• Saved data entries:
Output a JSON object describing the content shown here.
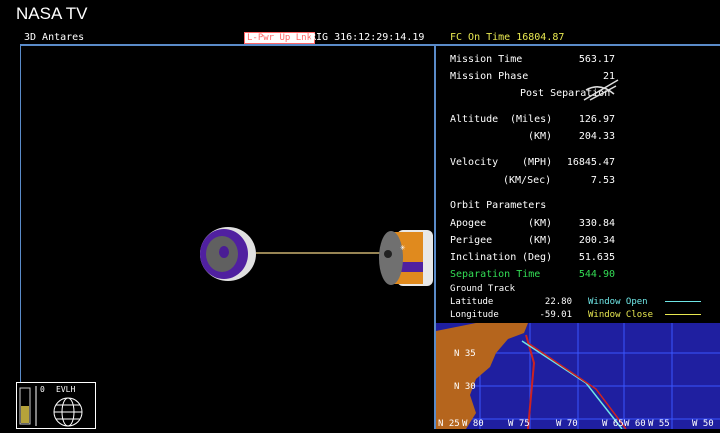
{
  "brand": "NASA TV",
  "viewport": {
    "title": "3D Antares",
    "status_badge": "L-Pwr Up Lnk",
    "rig_clock": "RIG 316:12:29:14.19"
  },
  "panel": {
    "fc_on_time": "FC On Time 16804.87",
    "mission_time": {
      "label": "Mission Time",
      "value": "563.17"
    },
    "mission_phase": {
      "label": "Mission Phase",
      "value": "21",
      "phase_name": "Post Separation"
    },
    "altitude": {
      "label": "Altitude",
      "unit_miles": "(Miles)",
      "miles": "126.97",
      "unit_km": "(KM)",
      "km": "204.33"
    },
    "velocity": {
      "label": "Velocity",
      "unit_mph": "(MPH)",
      "mph": "16845.47",
      "unit_kms": "(KM/Sec)",
      "kms": "7.53"
    },
    "orbit": {
      "header": "Orbit Parameters",
      "apogee": {
        "label": "Apogee",
        "unit": "(KM)",
        "value": "330.84"
      },
      "perigee": {
        "label": "Perigee",
        "unit": "(KM)",
        "value": "200.34"
      },
      "inclination": {
        "label": "Inclination",
        "unit": "(Deg)",
        "value": "51.635"
      }
    },
    "separation": {
      "label": "Separation Time",
      "value": "544.90"
    },
    "ground_track": {
      "header": "Ground Track",
      "latitude": {
        "label": "Latitude",
        "value": "22.80"
      },
      "longitude": {
        "label": "Longitude",
        "value": "-59.01"
      },
      "window_open": "Window Open",
      "window_close": "Window Close"
    }
  },
  "map": {
    "lat_labels": [
      "N 35",
      "N 30",
      "N 25"
    ],
    "lon_labels": [
      "W 80",
      "W 75",
      "W 70",
      "W 65",
      "W 60",
      "W 55",
      "W 50"
    ],
    "colors": {
      "ocean": "#1f1fa0",
      "land": "#b5651d",
      "grid": "#3a55ff",
      "track": "#cc2222",
      "window_open": "#6fe6e6",
      "window_close": "#e8e850"
    }
  },
  "mini_widget": {
    "label": "EVLH",
    "gauge_value": "0"
  },
  "colors": {
    "border": "#5a8bc9",
    "separation": "#33dd55",
    "fc_time": "#e8e850"
  }
}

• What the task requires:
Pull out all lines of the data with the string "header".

• Result:
      "header": "Orbit Parameters",
      "header": "Ground Track",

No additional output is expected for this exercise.